21 March 2007

KingCast explains why Nashua Selectman David Rootovich wins the New Hampshire First Amendment Trifecta.

When we brought KingCast and Justiceforkids to New Hampshire, the First Amendment was quite dormant. Since then we/prevailed against restrictive, viewpoint/content-based public comment restrictions at the Nashua School Board that were initiated by fired Superintendent Julia Earl. But before we could finish that, we worked with Alderman Fred Teeboom who sent a simple email to Aldermanic President Rootovich, who changed a policy that forbid naming of names in Aldermanic meetings within -- get this -- 48 hours. So he wins by at least a furlong.

And bringing up a distant third? Well it would be Attorney Ted Comstock and the New Hampshire School Boards' Association, which as noted in this post, is waiting until May to address their recommended viewpoint-content based restrictive policy unless we sue them first. Here's the correspondence file where I issue them a failing grade.

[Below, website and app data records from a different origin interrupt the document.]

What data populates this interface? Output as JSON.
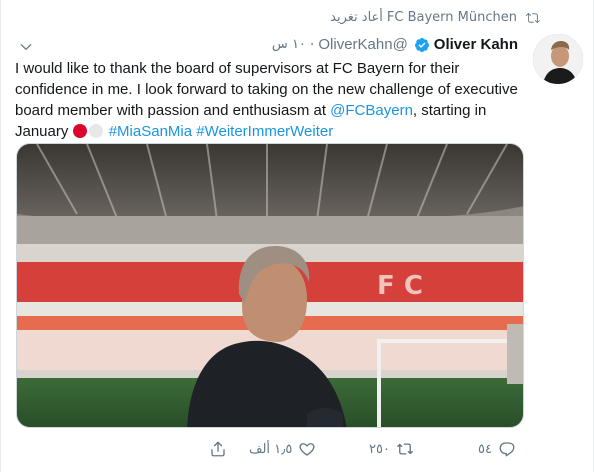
{
  "retweet": {
    "label": "أعاد تغريد",
    "account": "FC Bayern München",
    "icon": "retweet-icon"
  },
  "author": {
    "name": "Oliver Kahn",
    "handle": "@OliverKahn",
    "verified": true,
    "time": "١٠ س"
  },
  "tweet": {
    "text_part1": "I would like to thank the board of supervisors at FC Bayern for their confidence in me. I look forward to taking on the new challenge of executive board member with passion and enthusiasm at ",
    "mention": "@FCBayern",
    "text_part2": ", starting in January ",
    "emoji_colors": [
      "#dc052d",
      "#e8e8e8"
    ],
    "hashtag1": "#MiaSanMia",
    "hashtag2": "#WeiterImmerWeiter"
  },
  "actions": {
    "reply_count": "٥٤",
    "retweet_count": "٢٥٠",
    "like_count": "١٫٥ ألف"
  },
  "colors": {
    "link": "#1b95e0",
    "muted": "#657786",
    "verified": "#1da1f2"
  }
}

Meanwhile, NH AG Kelly Ayott's response to a request for legal opinion is encouraging, but slightly off-track because it deals with the Right-to-Know Law more than the First Amendment straight up, no chaser.

PS: That's the real Seabiscuit, or the little engine that could, proving you can, in the words of Boston writer and financier John Feloni, "[Go] from douchebag to darling!"

1 comment:

Christopher King said...

You read the Right-to-Know link -- authored by Attorney Ayotte -- and it is readily apparent that the NHSBA policy is inimical to it.

"For our government to remain of the people, by the people, and for the people, while protecting individuals' privacy, it is essential that the people have reasonable and open access to the information that will inform the people what their government is up to and how it is performing.

Government, therefore, should be open, accessible, accountable and responsive. To that end, the public's right of access to governmental proceedings and records shall not be unreasonably restricted.

An integral part of the constitutional right-to-know is the protection of the freedom of speech and press guaranteed by Part 1, article 22 of the New Hampshire Constitution:

Free speech and liberty of the press are essential to the security of freedom in a state: They ought, therefore, to be inviolably preserved."